“Opium has been recently made from white poppies, cultivated for the purpose, in Vermont, New Hampshire, and Connecticut.... comparatively large quantities are regularly sent East from California and Arizona, where its cultivation is becoming an important branch of industry, ten acres of poppies being said to yield, in Arizona, twelve hundred pounds of opium.”
--Massachusetts Government Health Report, 1871
By the mid-1800s, as many people know, opium could be legally purchased in the United States as laudanum, patent medicines, and various elixirs. Less well known is the fact that opium was a godsend during the bloody years of the Civil War. Maimed and disabled soldiers found relief in morphine, the potent alkaloid of opium named after Morpheus, the Greek god of dreams. Used against constant, intractable pain, opium and its derivatives were among the most humane medical drugs ever discovered.
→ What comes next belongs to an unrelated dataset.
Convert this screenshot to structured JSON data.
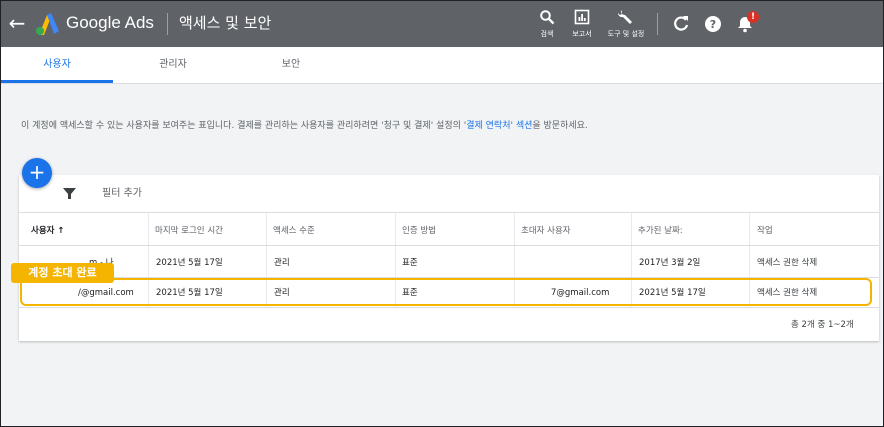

How could a physician withhold them?
Today, after countless drug wars have merged into a single, inflexible federal stance on “drugs,” morphine and its derivatives remain so stigmatized, so entangled in drug wars and global narco-politics, that the danger of losing sight of their humanitarian applications looms larger than ever.
At least half of all cancer patients seen in routine practice report inadequate pain relief, according to the American College of Physicians. For cancer patients in pain, adequate relief is quite literally a flip of the coin.
A September 10 New York Times report by Donald G. McNeil Jr. highlights studies by the World Health Organization which amply document the ongoing scandal in pain management. At least 6 million cancer and AIDS patients currently receive no appropriate pain treatment of any kind. In addition, WHO estimates that four out of five patients dying of cancer are also suffering severe pain. The numbers of untreated patients suffering intractable, unrelieved pain from nerve damage, burns, gunshots, sickle cell anemia, and a host of other medical conditions can only be guessed at.